[Dataset excerpts]
───

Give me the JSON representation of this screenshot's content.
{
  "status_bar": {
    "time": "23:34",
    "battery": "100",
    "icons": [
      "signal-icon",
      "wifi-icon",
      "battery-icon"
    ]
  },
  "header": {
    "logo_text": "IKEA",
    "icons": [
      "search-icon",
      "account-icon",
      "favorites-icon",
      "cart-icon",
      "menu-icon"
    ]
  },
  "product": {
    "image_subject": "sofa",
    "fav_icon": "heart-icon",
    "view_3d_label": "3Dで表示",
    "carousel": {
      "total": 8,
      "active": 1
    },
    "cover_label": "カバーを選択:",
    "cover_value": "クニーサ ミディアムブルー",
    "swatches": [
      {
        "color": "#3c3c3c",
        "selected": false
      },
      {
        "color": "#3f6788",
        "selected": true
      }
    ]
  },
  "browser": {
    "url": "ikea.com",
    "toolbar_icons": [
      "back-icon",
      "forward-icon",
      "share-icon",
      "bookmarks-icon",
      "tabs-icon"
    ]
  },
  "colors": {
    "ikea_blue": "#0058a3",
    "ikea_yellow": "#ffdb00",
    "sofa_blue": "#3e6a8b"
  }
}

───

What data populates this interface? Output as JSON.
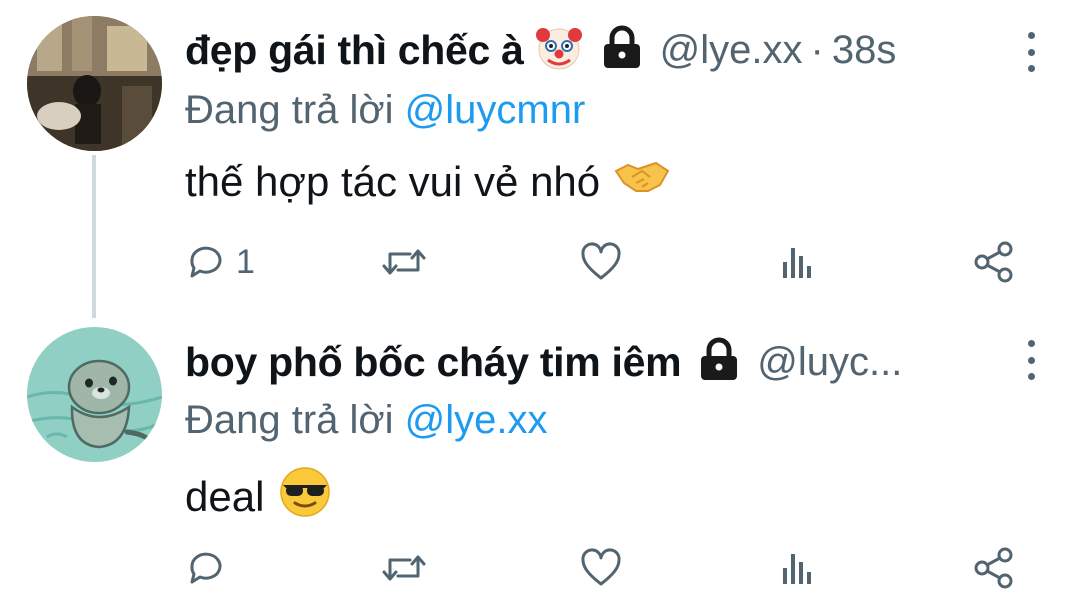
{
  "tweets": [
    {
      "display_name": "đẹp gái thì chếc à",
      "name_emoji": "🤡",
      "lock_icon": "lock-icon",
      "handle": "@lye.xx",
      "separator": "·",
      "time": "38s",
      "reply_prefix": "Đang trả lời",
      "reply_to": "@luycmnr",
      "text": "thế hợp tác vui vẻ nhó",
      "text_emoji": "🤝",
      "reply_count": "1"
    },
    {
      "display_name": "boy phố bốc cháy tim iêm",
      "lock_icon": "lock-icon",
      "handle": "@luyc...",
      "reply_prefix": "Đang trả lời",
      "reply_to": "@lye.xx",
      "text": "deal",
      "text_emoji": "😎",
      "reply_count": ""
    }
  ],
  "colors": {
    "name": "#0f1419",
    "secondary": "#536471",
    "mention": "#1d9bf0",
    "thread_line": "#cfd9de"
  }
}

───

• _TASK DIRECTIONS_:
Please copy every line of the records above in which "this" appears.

• _YOUR SOLUTION_:
Give me the JSON representation of this screenshot's content.
What data populates this interface? Output as JSON.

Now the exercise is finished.